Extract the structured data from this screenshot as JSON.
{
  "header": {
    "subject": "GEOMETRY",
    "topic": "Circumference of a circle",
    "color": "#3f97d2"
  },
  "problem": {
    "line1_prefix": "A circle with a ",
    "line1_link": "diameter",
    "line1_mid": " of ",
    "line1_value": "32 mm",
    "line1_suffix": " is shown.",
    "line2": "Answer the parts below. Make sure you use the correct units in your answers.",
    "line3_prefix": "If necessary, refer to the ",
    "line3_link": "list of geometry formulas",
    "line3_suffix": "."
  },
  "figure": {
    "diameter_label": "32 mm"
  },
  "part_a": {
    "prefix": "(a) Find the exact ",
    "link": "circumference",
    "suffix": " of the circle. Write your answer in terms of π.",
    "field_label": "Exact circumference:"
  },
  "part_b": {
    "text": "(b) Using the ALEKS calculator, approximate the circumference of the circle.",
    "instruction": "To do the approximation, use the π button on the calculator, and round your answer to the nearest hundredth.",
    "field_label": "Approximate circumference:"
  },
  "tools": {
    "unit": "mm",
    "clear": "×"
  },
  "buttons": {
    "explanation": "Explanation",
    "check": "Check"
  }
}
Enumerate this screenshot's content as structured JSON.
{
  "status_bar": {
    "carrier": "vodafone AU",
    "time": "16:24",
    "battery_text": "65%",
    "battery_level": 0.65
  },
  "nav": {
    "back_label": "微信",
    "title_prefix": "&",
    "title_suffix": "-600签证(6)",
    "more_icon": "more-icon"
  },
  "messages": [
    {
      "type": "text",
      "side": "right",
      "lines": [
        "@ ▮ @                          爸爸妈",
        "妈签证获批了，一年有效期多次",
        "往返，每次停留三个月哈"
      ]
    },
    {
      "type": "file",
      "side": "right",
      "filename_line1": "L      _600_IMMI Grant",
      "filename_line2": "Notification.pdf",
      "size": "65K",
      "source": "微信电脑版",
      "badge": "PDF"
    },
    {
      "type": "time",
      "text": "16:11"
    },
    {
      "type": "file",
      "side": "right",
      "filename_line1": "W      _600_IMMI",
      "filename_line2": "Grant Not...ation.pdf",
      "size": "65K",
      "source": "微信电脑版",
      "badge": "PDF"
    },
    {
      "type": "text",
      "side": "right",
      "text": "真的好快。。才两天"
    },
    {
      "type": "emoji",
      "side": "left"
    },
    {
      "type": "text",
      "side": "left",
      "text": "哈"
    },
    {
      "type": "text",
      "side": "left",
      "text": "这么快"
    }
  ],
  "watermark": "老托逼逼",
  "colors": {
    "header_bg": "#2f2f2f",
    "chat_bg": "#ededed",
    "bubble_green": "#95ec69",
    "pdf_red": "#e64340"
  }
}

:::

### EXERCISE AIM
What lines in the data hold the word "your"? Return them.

### ANSWER AREA
    "line2": "Answer the parts below. Make sure you use the correct units in your answers.",
    "suffix": " of the circle. Write your answer in terms of π.",
    "instruction": "To do the approximation, use the π button on the calculator, and round your answer to the nearest hundredth.",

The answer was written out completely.